Abstract

The excessive friction pressure loss due to the small tubing diameter and the curvature (which believed to cause secondary flow) of coiled tubing (CT) often limits the maximum obtainable flow rate in CT operations. This paper presents an experimental study of drag reduction performance of several polymer solutions in coiled tubing using a sophisticated full-scale coiled tubing test facility for an industry-university joint research project. The facility includes of seven reels of coiled tubing with diameters of 1", 1–1/2", and 2–3/8", fluid mixing and pumping equipment, and data acquisition system. Fluids investigated include water and solutions of polymers currently used in the well drilling and completion industry - Xanthan gum, partially hydrolyzed polyacrylamide (PHPA), guar gum, and hydroxyethylcellulose (HEC). Experimental results showed that the amount of friction drag reduction differs significantly among the different types of polymers at various concentrations. Data interpretation and analysis revealed that the CT diameter and the CT-to-reel drum diameter ratio are important geometrical parameters affecting drag reduction. The flow data indicate that the onset of turbulent flow in CT is suppressed in the polymer solutions. This paper introduces the concept of the modified drag reduction envelope for flow of polymer solutions in coiled tubing.

Introduction

Coiled tubing has found many applications in the petroleum industry which include drilling (CTD), cementing, wellbore cleanout, acidizing and hydraulic fracturing, etc. 1 But, the excessive friction pressure loss due to the relatively small tubing diameter and the tubing curvature (which is believed to cause secondary flow) of the coiled tubing often limits the maximum obtainable fluid injection rates. A recent experimental investigation2 indicates that the frictional loss in coiled tubing is significantly higher than in straight tubing.

One way to increase the injection rate and reduce pumping cost is to use drag reducing additives (or drag reducers). It has been found that typical drilling and completion fluids, usually polymer solutions, exhibit some drag reducing property. Therefore, it is of practical importance to investigate the drag reduction properties of these solutions in coiled tubing.

There has been extensive research on drag reduction phenomena with dilute polymer solutions, soap solutions, or suspensions in straight pipe flow. But no information on drag reduction of polymer solutions in CT is available.

In this study, extensive experiments using a full-scale coiled tubing test flow loop have been conducted for the joint industry research project - the Coiled Tubing Consortium at the University of Oklahoma. This paper presents the experimental results and the characteristics of drag reduction performance of typical drilling and completion fluids tested in the coiled tubing.
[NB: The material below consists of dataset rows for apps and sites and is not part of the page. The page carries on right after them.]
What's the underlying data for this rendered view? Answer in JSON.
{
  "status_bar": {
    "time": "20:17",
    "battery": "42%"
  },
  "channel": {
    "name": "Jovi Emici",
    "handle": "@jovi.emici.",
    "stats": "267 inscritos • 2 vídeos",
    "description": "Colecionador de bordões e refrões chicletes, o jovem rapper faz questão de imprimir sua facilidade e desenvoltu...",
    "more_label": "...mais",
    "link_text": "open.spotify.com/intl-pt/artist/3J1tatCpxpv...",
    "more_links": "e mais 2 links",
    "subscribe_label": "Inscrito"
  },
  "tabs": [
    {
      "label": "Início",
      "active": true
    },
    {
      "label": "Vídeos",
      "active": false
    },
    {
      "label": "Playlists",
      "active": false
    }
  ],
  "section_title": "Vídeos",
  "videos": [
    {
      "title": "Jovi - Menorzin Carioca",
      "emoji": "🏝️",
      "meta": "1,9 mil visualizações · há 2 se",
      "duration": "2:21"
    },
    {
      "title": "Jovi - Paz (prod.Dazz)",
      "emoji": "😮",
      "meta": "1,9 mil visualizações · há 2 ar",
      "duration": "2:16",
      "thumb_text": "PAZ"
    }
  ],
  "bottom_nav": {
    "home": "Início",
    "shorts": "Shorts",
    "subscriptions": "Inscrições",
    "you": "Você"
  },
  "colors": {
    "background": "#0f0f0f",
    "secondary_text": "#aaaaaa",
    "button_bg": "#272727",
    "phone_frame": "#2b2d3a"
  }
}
Major factors affecting drag reduction performances are also discussed.

Literature Review

Frictional pressure in turbulent flow can be drastically reduced by adding small quantities of certain long chain polymers to the solvent such as water. This phenomenon is called drag reduction. Generally, credit is given to Toms3 for being the first to observe the phenomenon, therefore, drag reduction is also called Toms phenomenon. Toms was investigating the mechanical degradation of high polymer solutions in pipe flow. It was found that a solution of polymethyl methacrylate in monochlorobenzene required a lower pressure gradient than the solvent alone to produce the same flow rate.

Several references4–9 that appeared in the petroleum literature indicate the importance and potential applications of drag reduction to this industry. Savins4 reported pipe flow tests using a number of synthetic and natural polymeric materials and three tubing sizes. Factors affecting the drag ratios were studied. He also compared the test data with Dodge-Metzner10 friction factor correlation and observed the "diameter effect".

This content is only available via PDF.
You can access this article if you purchase or spend a download.